Whether it’s the coffee barista, the security guard, another parent at your kid’s school, or a colleague you typically do not converse with, make it a point to talk to someone new every day. Go beyond the weather and social niceties. Ask them what’s the coolest thing they’ve done in the last month. Where they dream of going and why? New conversations check us in and remind us that we’re living not working.

3. Smile More, Talk Less

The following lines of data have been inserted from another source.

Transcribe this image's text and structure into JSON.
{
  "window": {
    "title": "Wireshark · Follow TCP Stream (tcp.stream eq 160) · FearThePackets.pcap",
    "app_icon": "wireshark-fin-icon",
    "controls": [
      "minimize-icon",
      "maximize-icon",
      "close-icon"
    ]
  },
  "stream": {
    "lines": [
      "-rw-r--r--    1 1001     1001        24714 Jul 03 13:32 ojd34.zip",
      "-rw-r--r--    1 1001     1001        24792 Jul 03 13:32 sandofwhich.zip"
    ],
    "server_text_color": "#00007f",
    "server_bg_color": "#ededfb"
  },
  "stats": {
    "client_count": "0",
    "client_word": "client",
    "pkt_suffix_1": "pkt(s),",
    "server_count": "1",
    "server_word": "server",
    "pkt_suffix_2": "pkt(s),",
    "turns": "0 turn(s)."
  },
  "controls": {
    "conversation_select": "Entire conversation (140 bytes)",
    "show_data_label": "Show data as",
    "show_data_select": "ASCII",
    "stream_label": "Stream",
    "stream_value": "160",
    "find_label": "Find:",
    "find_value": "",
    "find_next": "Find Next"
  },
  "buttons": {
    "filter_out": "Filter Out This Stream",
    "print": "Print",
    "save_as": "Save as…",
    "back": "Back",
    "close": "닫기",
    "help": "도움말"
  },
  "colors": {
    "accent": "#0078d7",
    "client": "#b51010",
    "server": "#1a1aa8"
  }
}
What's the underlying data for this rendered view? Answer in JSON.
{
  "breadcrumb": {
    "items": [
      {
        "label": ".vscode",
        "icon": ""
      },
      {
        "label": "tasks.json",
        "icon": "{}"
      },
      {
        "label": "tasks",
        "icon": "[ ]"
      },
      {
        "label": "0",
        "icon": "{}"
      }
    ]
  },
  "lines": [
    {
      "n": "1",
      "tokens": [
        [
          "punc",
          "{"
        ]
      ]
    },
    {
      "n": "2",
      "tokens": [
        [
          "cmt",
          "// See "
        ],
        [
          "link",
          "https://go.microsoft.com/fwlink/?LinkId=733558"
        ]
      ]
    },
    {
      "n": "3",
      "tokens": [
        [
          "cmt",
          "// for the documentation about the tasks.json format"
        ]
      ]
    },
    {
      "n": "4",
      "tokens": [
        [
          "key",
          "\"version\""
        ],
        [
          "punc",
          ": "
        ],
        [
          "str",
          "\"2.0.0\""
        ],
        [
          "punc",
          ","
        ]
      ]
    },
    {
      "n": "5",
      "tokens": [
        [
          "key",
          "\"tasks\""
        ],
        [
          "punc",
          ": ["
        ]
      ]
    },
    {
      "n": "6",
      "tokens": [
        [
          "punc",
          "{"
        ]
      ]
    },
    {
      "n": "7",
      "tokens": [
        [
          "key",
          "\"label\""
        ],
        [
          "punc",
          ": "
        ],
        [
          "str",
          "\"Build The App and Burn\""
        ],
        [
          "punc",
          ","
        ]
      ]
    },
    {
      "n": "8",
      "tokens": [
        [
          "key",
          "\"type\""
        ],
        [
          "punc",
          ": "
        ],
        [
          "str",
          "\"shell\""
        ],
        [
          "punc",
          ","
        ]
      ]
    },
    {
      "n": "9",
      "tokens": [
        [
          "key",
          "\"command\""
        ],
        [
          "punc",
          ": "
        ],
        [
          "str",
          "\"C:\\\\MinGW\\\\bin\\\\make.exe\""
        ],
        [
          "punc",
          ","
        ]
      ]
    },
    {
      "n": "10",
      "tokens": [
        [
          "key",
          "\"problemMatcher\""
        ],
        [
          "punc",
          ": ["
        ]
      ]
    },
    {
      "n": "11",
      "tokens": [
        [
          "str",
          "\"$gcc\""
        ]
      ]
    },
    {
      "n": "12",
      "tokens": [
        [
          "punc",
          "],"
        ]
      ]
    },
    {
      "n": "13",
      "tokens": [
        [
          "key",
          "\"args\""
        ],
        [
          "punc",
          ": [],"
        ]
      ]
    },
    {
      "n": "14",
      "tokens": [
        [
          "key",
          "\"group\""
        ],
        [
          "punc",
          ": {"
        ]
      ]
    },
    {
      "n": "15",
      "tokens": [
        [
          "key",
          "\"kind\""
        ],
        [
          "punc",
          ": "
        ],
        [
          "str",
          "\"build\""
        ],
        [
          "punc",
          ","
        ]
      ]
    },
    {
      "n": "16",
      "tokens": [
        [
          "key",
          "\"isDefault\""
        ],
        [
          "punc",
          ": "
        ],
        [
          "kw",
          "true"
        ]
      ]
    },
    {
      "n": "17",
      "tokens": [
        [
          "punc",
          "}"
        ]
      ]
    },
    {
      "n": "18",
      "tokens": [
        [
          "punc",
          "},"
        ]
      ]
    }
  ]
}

You know that feeling when your interlocutor has tuned out and is only waiting for his chance to talk? The glazed eyes, parted mouth cue the incoming interruption. Too bad for him too, because he stopped listening; he missed a message and the chance to have a true exchange. We all do it. But I’ve found when you smile more and talk less, not only do you set the stage for positivity, you learn something unexpected simply by setting the stage to listen.

4. Take Home One Positive Story

It’s too easy to take home our bad baggage. You come home exhausted and want to complain to whomever will listen (a happy-hour buddy, a toddler, a spouse, or maybe just that happy-hour empty glass). The more we focus on what went badly, the more we’ll do it tomorrow. It’s the basic concept of neoplasticity. When you bring home your bad day, your brain wires a neural pathway for that memory. If you do it again, the pathway goes from dirt to gravel. Do it again and now you’ve got blacktop. Don’t create a negative highway. We must change our mindsets to bring home a positive story — and you know what? In requiring this positive story we’ll ensure we get one, even if it means creating it ourselves. That’s the best kind of self-fulfilling prophecy.
What’s your trick for work/life balance? How do you transform work from a job to a fun aspect of your life? Werk on it.

David Rothkopf